It’s not so long ago that a glass of wine would typically be served in a 125ml measure and the alcohol content would be eight or nine per cent abv.
Both the size of the measure poured and strength of wine have crept up over the years, so it’s now the norm to be served a glass containing a third of a bottle at 13 per cent abv.
This makes it really difficult for people to keep track of how much they are drinking.
Some bars print the unit content on their wine lists which is useful, but only if you understand what a unit is and what the low-risk consumption limits are. To minimise the risk to health, doctors advise women should drink no more than 14 units a week, and men no more than 21 units a week. We all need at least two alcohol-free days a week.
Drinking just one large glass of wine can put a woman over the recommended daily limit. Over a week, women should drink less than a bottle and a half of wine to minimise the risk to their health.

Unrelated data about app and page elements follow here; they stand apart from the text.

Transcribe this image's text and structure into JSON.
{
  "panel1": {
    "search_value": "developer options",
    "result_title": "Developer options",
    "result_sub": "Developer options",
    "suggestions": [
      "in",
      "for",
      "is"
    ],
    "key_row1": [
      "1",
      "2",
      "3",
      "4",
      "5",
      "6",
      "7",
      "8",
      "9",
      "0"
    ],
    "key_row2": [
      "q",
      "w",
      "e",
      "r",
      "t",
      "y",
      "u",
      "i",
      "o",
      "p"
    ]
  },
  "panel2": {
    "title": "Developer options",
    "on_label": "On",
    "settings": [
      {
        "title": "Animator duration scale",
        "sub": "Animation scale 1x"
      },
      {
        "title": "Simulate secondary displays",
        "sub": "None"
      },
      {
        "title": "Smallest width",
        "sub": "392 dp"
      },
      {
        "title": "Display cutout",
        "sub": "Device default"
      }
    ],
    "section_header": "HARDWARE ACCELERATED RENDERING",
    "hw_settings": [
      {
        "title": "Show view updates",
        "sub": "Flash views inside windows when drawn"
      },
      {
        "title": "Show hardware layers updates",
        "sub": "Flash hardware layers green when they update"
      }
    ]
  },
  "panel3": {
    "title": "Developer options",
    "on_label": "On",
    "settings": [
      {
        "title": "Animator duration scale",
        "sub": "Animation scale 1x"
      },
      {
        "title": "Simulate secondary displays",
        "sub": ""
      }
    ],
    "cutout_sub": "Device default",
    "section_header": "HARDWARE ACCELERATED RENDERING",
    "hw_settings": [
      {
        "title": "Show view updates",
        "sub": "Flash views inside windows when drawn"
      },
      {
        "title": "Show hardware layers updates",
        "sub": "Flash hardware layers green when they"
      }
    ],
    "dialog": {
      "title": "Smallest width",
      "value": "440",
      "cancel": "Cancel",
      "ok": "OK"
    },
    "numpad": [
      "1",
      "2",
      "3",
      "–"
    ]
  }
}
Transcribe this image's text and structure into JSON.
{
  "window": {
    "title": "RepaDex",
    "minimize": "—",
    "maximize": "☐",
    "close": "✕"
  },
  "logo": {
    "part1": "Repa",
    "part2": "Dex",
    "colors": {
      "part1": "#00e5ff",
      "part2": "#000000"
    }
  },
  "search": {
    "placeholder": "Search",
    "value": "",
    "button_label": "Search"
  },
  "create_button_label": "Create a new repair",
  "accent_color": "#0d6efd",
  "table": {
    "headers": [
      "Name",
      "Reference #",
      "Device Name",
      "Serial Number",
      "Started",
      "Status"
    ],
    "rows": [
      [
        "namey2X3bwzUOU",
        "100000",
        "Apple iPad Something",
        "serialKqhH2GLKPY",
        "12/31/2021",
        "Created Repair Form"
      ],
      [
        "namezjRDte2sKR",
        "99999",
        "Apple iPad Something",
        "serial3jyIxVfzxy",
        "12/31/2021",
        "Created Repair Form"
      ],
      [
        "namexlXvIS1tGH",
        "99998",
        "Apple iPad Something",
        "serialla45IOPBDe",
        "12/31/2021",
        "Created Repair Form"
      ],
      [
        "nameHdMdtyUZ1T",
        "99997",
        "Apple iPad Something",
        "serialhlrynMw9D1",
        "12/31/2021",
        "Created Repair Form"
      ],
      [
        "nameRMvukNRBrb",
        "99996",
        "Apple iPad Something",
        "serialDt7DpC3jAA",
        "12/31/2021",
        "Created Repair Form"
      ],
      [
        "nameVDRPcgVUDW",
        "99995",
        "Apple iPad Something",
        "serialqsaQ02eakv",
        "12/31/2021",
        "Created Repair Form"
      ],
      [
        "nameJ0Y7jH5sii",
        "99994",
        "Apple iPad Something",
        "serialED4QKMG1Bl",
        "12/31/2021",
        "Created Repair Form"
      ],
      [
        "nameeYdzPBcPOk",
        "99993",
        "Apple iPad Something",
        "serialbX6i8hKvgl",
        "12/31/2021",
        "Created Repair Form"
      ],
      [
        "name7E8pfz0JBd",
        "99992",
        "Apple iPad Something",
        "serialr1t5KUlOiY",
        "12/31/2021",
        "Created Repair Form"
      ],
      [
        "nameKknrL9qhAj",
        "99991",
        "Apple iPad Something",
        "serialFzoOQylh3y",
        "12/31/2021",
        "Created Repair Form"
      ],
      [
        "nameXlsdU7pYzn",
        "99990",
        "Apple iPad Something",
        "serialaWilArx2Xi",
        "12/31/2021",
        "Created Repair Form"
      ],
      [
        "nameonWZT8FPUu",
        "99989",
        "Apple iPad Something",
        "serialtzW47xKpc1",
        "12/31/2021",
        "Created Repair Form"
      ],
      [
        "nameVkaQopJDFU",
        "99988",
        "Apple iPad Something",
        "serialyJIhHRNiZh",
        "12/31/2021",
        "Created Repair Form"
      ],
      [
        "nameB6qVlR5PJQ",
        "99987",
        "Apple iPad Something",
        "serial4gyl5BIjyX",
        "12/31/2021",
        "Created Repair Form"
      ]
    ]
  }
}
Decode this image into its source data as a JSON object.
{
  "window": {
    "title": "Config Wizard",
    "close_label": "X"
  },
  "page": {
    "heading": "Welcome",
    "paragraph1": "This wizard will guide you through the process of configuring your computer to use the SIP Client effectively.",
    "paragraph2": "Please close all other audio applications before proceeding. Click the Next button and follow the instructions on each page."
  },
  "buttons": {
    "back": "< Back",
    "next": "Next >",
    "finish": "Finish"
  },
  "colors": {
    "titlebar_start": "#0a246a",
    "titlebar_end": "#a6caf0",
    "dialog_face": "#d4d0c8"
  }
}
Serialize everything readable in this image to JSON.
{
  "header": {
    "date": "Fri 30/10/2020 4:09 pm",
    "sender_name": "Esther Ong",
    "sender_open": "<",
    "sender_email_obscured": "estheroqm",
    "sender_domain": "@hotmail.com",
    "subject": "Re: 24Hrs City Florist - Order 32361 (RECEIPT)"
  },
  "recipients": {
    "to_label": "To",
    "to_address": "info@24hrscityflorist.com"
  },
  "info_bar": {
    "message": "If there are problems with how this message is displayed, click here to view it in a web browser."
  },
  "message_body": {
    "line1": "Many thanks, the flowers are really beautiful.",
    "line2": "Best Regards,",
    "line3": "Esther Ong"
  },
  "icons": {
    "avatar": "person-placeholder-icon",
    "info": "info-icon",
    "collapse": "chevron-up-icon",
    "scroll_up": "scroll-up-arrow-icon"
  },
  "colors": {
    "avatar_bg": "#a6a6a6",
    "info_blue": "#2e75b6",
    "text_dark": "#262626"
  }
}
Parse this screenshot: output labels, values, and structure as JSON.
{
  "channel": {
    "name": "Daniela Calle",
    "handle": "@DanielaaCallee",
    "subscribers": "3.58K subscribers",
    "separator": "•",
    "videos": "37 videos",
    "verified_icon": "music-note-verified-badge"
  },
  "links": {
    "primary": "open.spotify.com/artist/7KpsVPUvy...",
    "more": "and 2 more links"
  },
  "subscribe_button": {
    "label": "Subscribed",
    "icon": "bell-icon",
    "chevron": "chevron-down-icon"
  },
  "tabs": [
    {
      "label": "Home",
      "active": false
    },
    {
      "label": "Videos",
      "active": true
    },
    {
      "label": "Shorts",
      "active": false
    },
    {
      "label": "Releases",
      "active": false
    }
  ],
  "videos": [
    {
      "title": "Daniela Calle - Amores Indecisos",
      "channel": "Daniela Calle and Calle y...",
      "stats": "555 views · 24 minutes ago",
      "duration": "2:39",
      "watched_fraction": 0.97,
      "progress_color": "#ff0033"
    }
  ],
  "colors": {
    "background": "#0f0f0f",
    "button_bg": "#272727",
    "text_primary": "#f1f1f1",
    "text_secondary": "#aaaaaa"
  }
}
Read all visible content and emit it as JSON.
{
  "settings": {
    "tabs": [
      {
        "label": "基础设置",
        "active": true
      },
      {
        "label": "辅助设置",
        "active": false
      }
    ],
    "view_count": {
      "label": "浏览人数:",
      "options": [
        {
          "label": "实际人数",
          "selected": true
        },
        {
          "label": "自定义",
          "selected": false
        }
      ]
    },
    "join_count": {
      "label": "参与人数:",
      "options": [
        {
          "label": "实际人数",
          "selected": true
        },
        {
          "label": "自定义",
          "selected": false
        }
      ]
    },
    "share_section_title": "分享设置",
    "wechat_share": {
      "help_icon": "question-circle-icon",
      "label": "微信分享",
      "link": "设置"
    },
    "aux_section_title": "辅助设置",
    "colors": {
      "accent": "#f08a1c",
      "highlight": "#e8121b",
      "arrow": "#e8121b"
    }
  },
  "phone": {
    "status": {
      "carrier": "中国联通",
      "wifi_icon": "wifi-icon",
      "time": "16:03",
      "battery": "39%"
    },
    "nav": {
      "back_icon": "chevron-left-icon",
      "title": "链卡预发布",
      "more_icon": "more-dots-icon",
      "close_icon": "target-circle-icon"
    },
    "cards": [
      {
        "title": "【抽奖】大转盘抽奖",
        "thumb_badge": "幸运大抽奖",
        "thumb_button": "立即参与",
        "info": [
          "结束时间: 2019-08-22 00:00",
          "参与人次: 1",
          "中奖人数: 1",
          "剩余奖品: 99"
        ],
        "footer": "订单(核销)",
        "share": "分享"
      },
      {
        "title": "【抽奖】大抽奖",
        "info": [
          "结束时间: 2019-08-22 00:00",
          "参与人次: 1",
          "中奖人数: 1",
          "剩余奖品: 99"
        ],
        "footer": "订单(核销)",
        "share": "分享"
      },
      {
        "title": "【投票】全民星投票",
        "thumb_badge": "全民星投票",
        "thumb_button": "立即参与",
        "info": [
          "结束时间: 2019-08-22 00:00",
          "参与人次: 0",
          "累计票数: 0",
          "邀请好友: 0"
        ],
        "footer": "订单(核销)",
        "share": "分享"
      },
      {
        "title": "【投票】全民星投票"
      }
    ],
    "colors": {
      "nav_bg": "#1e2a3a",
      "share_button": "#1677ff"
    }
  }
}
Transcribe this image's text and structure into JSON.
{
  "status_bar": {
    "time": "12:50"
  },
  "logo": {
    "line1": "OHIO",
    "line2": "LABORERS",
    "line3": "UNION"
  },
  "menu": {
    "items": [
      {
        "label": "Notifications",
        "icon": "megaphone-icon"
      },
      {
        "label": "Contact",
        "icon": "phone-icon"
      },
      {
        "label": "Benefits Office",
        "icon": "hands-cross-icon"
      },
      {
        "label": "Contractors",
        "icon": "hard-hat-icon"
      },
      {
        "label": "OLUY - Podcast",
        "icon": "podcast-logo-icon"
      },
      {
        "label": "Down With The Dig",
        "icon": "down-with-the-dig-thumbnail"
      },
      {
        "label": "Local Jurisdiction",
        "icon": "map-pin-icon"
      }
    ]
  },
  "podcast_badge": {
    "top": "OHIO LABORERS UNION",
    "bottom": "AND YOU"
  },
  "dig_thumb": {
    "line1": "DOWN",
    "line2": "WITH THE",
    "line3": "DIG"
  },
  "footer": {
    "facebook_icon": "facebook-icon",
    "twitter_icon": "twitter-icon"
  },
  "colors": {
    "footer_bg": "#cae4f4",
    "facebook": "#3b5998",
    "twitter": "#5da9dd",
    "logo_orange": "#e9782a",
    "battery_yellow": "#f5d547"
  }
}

Bars make more money from selling larger glasses of wine, so “upselling” from a small glass to a large one, or a large glass to a bottle, has become common practice. We would like to see 125ml served as standard in all bars.
However, far more wine is sold by supermarkets and off-licences than pubs, with price being a major factor in the switch to home drinking. At home, we’re likely to pour generous measures and it’s easy to think “I’ll just finish the bottle” rather than saving it for another evening.
This 125ml initiative is helpful in raising awareness among consumers, but it’s very difficult to persuade people to drink less when the alcohol industry spends millions of pounds telling us to drink more.
We are surrounded by alcohol promotions from a very early age on TV, online, in shops, on billboards, at the football, at concerts, at the cinema and so on. There is now greater availability of alcohol through more and bigger capacity supermarkets and pubs with extended trading hours.
Add in the fact that alcohol is more affordable than ever before and it’s no wonder we have seen such a substantial rise in alcohol consumption and harm. Although there has been a drop in consumption over the past few years, it remains at historically high levels.
So how can we turn this around? Evidence shows that controls on price and availability are two of the most effective ways to reduce overall alcohol consumption and in turn, alcohol-related harm. Minimum unit pricing, which has been delayed by a legal challenge led by the Scotch Whisky Association, will cut hospital admissions, cut crime and save lives. This needs to be introduced as soon as possible to make a genuine difference to alcohol consumption and harm in Scotland.
• Dr Evelyn Gillan is chief executive of Alcohol Focus Scotland